The domestic courts found that Mr Hammerton had spent extra time in prison as a result of procedural errors during his committal proceedings, meaning that his right to a fair trial under Article 6 ECHR were breached. However, due to section 9(3) HRA they could not award him damages. In 2016, the European Court of Human Rights (ECtHR) therefore found a breach of Article 6 ECHR and following the domestic court’s finding, found that the applicant had spent extra time in prison as a result. In particular, the ECtHR found that the applicant’s inability to receive damages in the domestic courts in this case led to a violation of Article 13 ECHR (right to an effective remedy). As this was a statutory bar to awarding damages, found in s. 9(3) HRA, the law needs to be changed to remedy the incompatibility of this provision with the ECHR.

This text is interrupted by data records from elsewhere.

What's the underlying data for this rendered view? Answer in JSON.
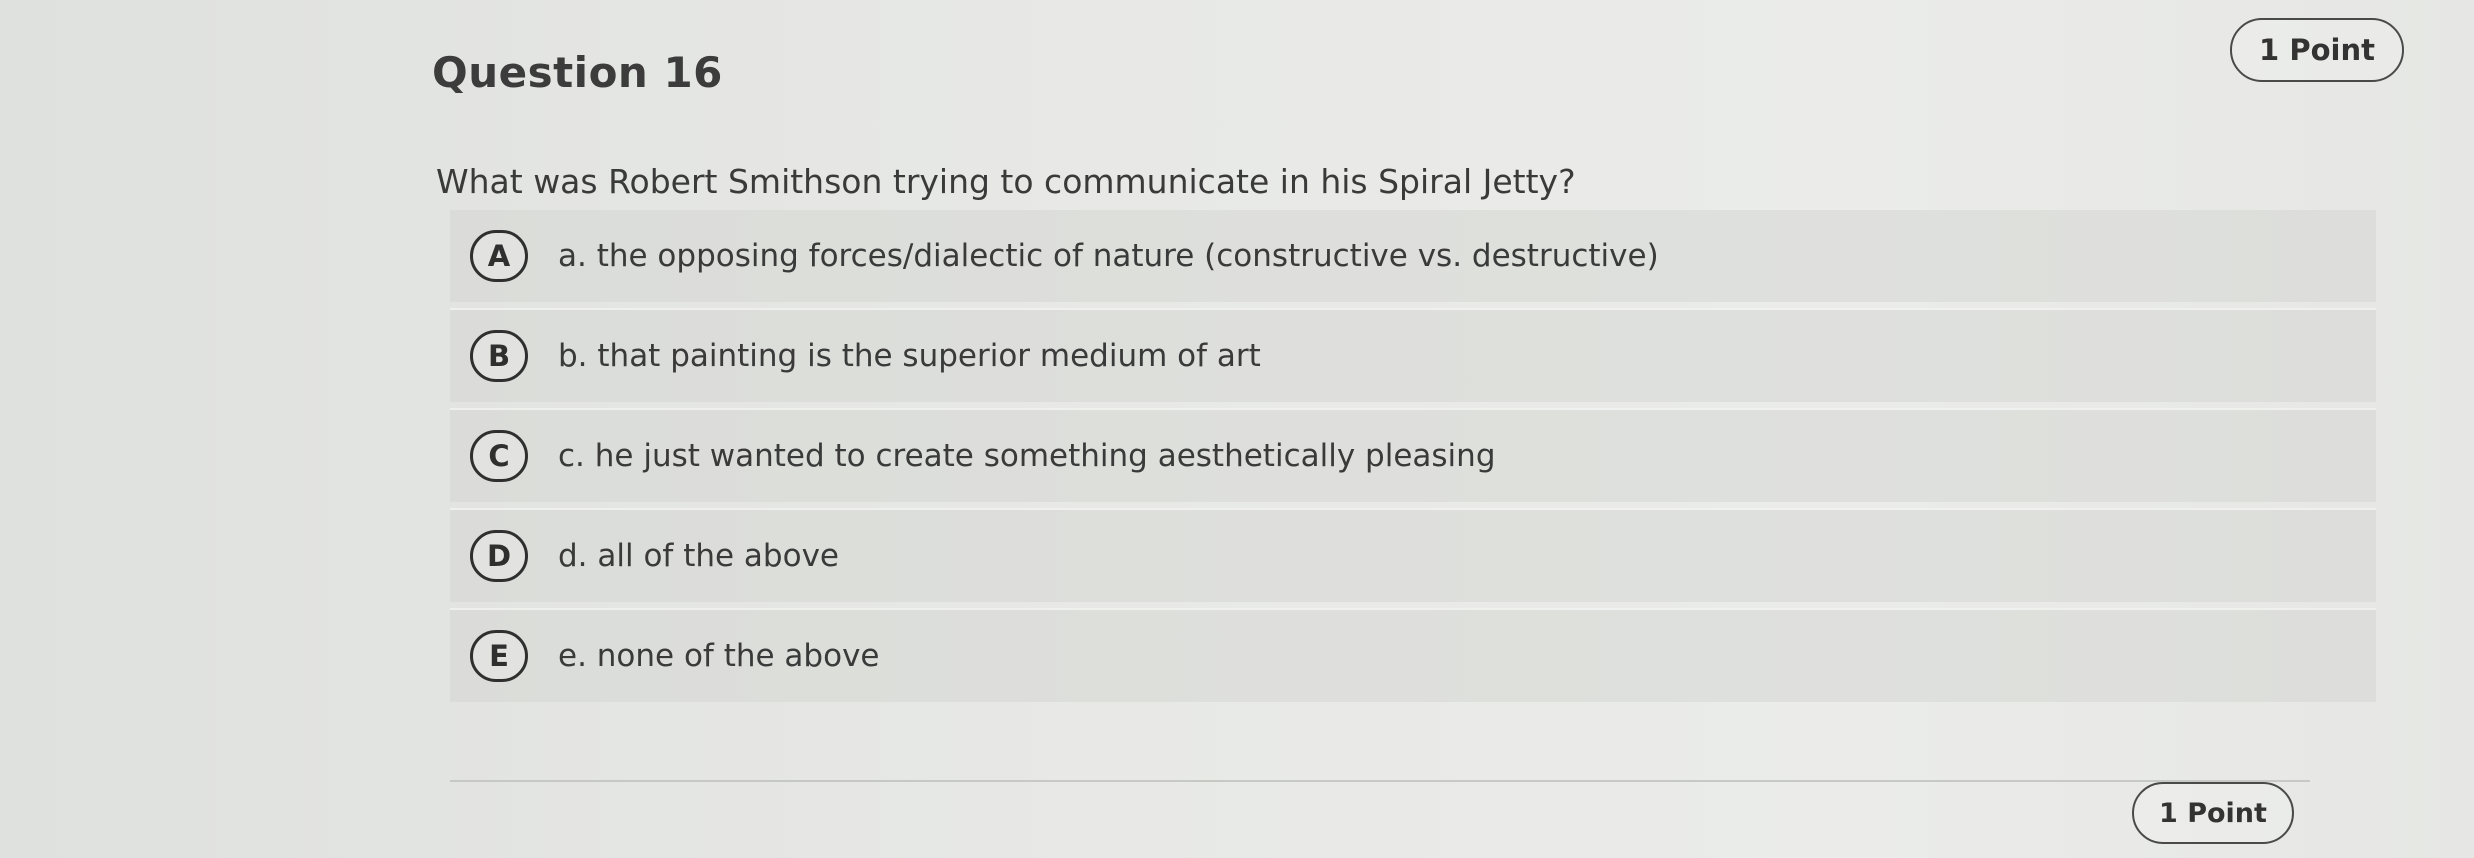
{
  "question": {
    "title": "Question 16",
    "points": "1 Point",
    "prompt": "What was Robert Smithson trying to communicate in his Spiral Jetty?",
    "options": [
      {
        "letter": "A",
        "text": "a. the opposing forces/dialectic of nature (constructive vs. destructive)"
      },
      {
        "letter": "B",
        "text": "b. that painting is the superior medium of art"
      },
      {
        "letter": "C",
        "text": "c. he just wanted to create something aesthetically pleasing"
      },
      {
        "letter": "D",
        "text": "d. all of the above"
      },
      {
        "letter": "E",
        "text": "e. none of the above"
      }
    ]
  },
  "next_question": {
    "points": "1 Point"
  },
  "colors": {
    "background": "#e8e9e6",
    "option_background": "#d0d2cf",
    "text": "#3a3a3a",
    "border": "#2f2f2f"
  }
}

A Remedial Order is a form of subordinate legislation which amends or repeals primary legislation for purposes and in circumstances specified in the HRA. One of these circumstances is where the Minister considers that a provision of legislation is incompatible with one of the UK’s ECHR obligations, “having regard to a finding of the European Court of Human Rights”.

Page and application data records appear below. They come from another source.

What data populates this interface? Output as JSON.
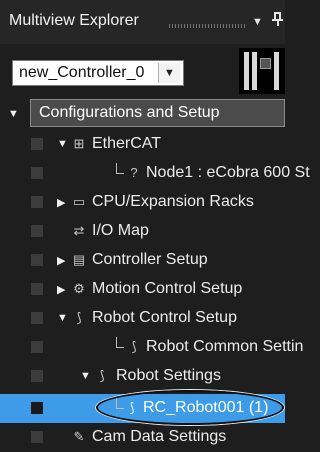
{
  "panel": {
    "title": "Multiview Explorer",
    "menu_icon": "chevron-down-icon",
    "pin_icon": "pin-icon"
  },
  "controller_select": {
    "value": "new_Controller_0",
    "arrow": "▼"
  },
  "tree": {
    "root": {
      "label": "Configurations and Setup",
      "expanded": true
    },
    "items": [
      {
        "label": "EtherCAT",
        "toggle": "▼",
        "icon": "ethercat-icon",
        "icon_glyph": "⊞"
      },
      {
        "label": "Node1 : eCobra 600 St",
        "toggle": "",
        "icon": "node-icon",
        "icon_glyph": "?"
      },
      {
        "label": "CPU/Expansion Racks",
        "toggle": "▶",
        "icon": "rack-icon",
        "icon_glyph": "▭"
      },
      {
        "label": "I/O Map",
        "toggle": "",
        "icon": "io-map-icon",
        "icon_glyph": "⇄"
      },
      {
        "label": "Controller Setup",
        "toggle": "▶",
        "icon": "controller-setup-icon",
        "icon_glyph": "▤"
      },
      {
        "label": "Motion Control Setup",
        "toggle": "▶",
        "icon": "motion-control-icon",
        "icon_glyph": "⚙"
      },
      {
        "label": "Robot Control Setup",
        "toggle": "▼",
        "icon": "robot-control-icon",
        "icon_glyph": "⟆"
      },
      {
        "label": "Robot Common Settin",
        "toggle": "",
        "icon": "robot-common-icon",
        "icon_glyph": "⟆"
      },
      {
        "label": "Robot Settings",
        "toggle": "▼",
        "icon": "robot-settings-icon",
        "icon_glyph": "⟆"
      },
      {
        "label": "RC_Robot001 (1)",
        "toggle": "",
        "icon": "robot-icon",
        "icon_glyph": "⟆",
        "selected": true
      },
      {
        "label": "Cam Data Settings",
        "toggle": "",
        "icon": "cam-data-icon",
        "icon_glyph": "✎"
      }
    ]
  },
  "colors": {
    "background": "#1e1e1e",
    "selection": "#3d9be8",
    "header_bar": "#4b4b4b"
  }
}
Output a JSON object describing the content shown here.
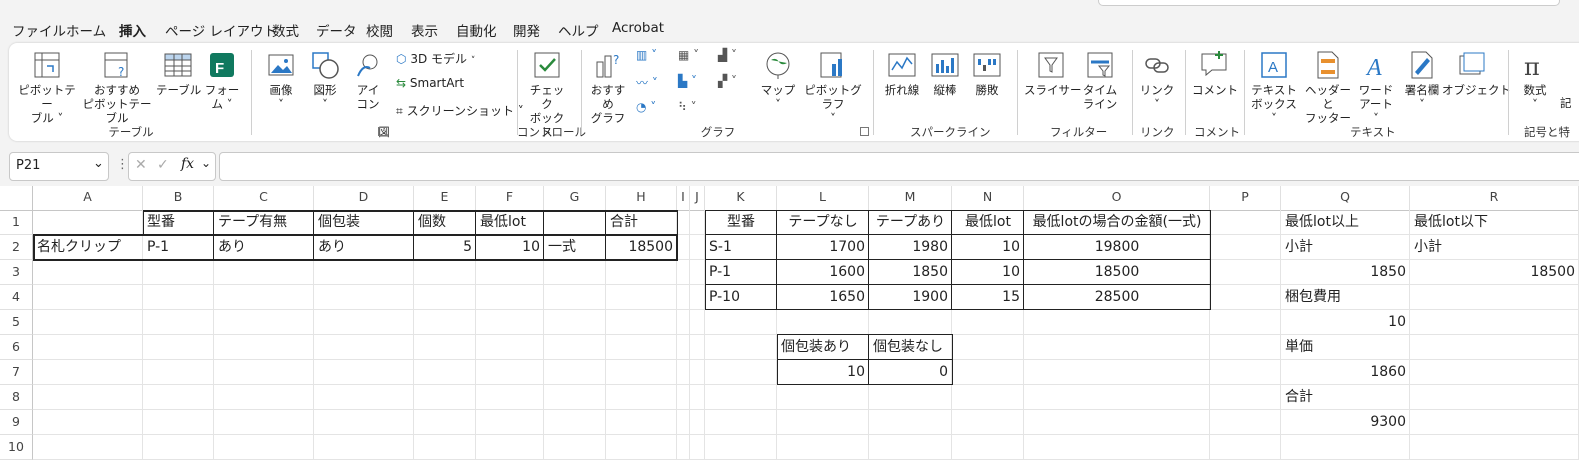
{
  "menu": [
    "ファイル",
    "ホーム",
    "挿入",
    "ページ レイアウト",
    "数式",
    "データ",
    "校閲",
    "表示",
    "自動化",
    "開発",
    "ヘルプ",
    "Acrobat"
  ],
  "ribbon": {
    "pivot_table": "ピボットテー\nブル ˅",
    "recommended_pivot": "おすすめ\nピボットテーブル",
    "table": "テーブル",
    "forms": "フォー\nム ˅",
    "image": "画像\n˅",
    "shapes": "図形\n˅",
    "icons": "アイ\nコン",
    "model3d": "3D モデル",
    "smartart": "SmartArt",
    "screenshot": "スクリーンショット ˅",
    "checkbox": "チェック\nボックス",
    "recommended_charts": "おすすめ\nグラフ",
    "maps": "マップ\n˅",
    "pivot_chart": "ピボットグラフ\n˅",
    "sparkline_line": "折れ線",
    "sparkline_column": "縦棒",
    "sparkline_winloss": "勝敗",
    "slicer": "スライサー",
    "timeline": "タイム\nライン",
    "link": "リンク\n˅",
    "comment": "コメント",
    "textbox": "テキスト\nボックス ˅",
    "header_footer": "ヘッダーと\nフッター",
    "wordart": "ワード\nアート ˅",
    "signature": "署名欄\n˅",
    "object": "オブジェクト",
    "equation": "数式\n˅",
    "symbol": "記"
  },
  "groups": {
    "tables": "テーブル",
    "illustrations": "図",
    "controls": "コントロール",
    "charts": "グラフ",
    "sparklines": "スパークライン",
    "filters": "フィルター",
    "links": "リンク",
    "comments": "コメント",
    "text": "テキスト",
    "symbols": "記号と特"
  },
  "formula_bar": {
    "name_box": "P21",
    "formula": ""
  },
  "columns": [
    "A",
    "B",
    "C",
    "D",
    "E",
    "F",
    "G",
    "H",
    "I",
    "J",
    "K",
    "L",
    "M",
    "N",
    "O",
    "P",
    "Q",
    "R"
  ],
  "rows": [
    "1",
    "2",
    "3",
    "4",
    "5",
    "6",
    "7",
    "8",
    "9",
    "10"
  ],
  "cells": {
    "B1": "型番",
    "C1": "テープ有無",
    "D1": "個包装",
    "E1": "個数",
    "F1": "最低lot",
    "H1": "合計",
    "A2": "名札クリップ",
    "B2": "P-1",
    "C2": "あり",
    "D2": "あり",
    "E2": "5",
    "F2": "10",
    "G2": "一式",
    "H2": "18500",
    "K1": "型番",
    "L1": "テープなし",
    "M1": "テープあり",
    "N1": "最低lot",
    "O1": "最低lotの場合の金額(一式)",
    "K2": "S-1",
    "L2": "1700",
    "M2": "1980",
    "N2": "10",
    "O2": "19800",
    "K3": "P-1",
    "L3": "1600",
    "M3": "1850",
    "N3": "10",
    "O3": "18500",
    "K4": "P-10",
    "L4": "1650",
    "M4": "1900",
    "N4": "15",
    "O4": "28500",
    "L6": "個包装あり",
    "M6": "個包装なし",
    "L7": "10",
    "M7": "0",
    "Q1": "最低lot以上",
    "R1": "最低lot以下",
    "Q2": "小計",
    "R2": "小計",
    "Q3": "1850",
    "R3": "18500",
    "Q4": "梱包費用",
    "Q5": "10",
    "Q6": "単価",
    "Q7": "1860",
    "Q8": "合計",
    "Q9": "9300"
  }
}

On 16 July 2018, the Government laid its proposal for the Human Rights Act 1998 (Remedial) Order 2018 before both Houses of Parliament. The purpose of the Government’s proposal is to remedy the incompatibility of s. 9(3) of the HRA with Article 13 ECHR. The breach of Article 13 ECHR identified by the ECtHR relates to the availability of damages under the HRA for a judicial act done in good faith, and the right to an effective remedy arising out of a specific breach of Article 6 ECHR.
The Government proposed to address this incompatibility by amending section 9 HRA to make damages available in respect of breaches of Article 6 ECHR arising in cases of contempt of Court, where the act that was incompatible with Article 6 resulted in the person spending extra time in prison, or caused them to be committeed to prison – i.e. under very similar circumstances to the facts of the case in Hammerton v UK.
The Joint Committee on Human Rights (JCHR) held an inquiry into the proposal and published a First Report on this proposed remedial order on 21 November 2018. On 15 October 2019, the Government laid both its Response to that Report as well as a draft remedial Order
The revised draft Remedial Order would make a targeted amendment to the HRA which would have the effect that damages would be available to compensate a person for an act that is incompatible with Article 6 (right to a fair trial) that resulted in the person spending extra time in prison, or caused them to be committed to prison. This is wider that the proposed draft remedial Order as it would not only apply to proceedings for contempt of Court but would apply to any acts that were incompatible with Article 6.
Reporting on the draft
The Joint Committee on Human Rights is required to report to Parliament on any Remedial Order made under the Human Rights Act. The Committee has 60 sitting days to report to each House its recommendation as to whether a draft Order should be approved by both houses.
The Joint Committee on Human Rights invites submissions of no more than 1,500 words from interested groups and individuals. In particular, the Committee is interested to know:
- Does the draft remedial Order address the legislative incompatibility of section 9(3) HRA with Article 13 ECHR?
- Will the HRA be compatible with Article 13 ECHR (right to an effective remedy) once this change is made? Will the HRA give adequate effect to Article 13 ECHR once this change is made?
- Is the balance correctly struck as between judicial immunity and human rights protection, as explained in the Ministry of Justice’s Response?
The deadline for submissions is 30 November 2019